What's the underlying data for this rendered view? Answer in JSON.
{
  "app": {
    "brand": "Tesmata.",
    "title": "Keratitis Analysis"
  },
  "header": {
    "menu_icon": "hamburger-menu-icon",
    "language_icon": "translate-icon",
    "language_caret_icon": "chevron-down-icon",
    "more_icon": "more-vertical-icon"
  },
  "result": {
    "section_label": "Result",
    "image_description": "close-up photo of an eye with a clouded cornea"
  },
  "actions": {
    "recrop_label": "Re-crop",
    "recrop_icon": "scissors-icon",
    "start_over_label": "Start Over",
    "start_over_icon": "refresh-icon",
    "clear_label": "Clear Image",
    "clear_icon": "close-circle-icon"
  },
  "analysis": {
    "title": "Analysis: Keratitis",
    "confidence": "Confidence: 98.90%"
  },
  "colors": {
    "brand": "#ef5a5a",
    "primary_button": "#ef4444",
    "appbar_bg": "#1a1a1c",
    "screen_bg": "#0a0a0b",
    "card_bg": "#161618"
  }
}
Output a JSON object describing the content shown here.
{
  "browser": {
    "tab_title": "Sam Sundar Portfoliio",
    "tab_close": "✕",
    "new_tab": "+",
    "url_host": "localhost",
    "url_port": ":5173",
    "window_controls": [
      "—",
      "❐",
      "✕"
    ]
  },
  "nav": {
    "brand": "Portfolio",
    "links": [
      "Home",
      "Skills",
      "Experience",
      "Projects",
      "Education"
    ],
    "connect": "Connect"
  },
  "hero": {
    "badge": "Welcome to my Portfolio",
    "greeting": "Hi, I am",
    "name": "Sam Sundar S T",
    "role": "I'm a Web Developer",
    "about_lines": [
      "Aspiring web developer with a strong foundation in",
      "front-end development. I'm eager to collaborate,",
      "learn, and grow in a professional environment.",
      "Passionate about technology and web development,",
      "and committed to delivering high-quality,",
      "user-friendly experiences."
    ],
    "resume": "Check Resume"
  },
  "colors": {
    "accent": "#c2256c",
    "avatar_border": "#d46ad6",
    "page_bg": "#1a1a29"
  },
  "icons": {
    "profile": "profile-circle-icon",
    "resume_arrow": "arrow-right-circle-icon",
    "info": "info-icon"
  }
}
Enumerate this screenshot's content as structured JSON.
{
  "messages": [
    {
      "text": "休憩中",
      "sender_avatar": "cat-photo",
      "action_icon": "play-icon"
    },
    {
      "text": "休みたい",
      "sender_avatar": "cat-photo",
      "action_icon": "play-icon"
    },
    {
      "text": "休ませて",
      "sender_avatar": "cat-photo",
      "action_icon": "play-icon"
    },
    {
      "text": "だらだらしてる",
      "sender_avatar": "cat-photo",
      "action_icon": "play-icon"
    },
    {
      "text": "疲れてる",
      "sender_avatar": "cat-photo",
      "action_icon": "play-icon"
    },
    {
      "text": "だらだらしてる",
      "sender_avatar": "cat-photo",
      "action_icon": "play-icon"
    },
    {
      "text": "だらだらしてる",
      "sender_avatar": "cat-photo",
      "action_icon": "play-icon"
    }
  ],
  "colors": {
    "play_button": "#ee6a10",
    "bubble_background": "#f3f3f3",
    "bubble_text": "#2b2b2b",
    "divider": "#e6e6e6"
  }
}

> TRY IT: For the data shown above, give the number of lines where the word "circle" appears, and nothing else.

> PROBLEM SOLUTION: 3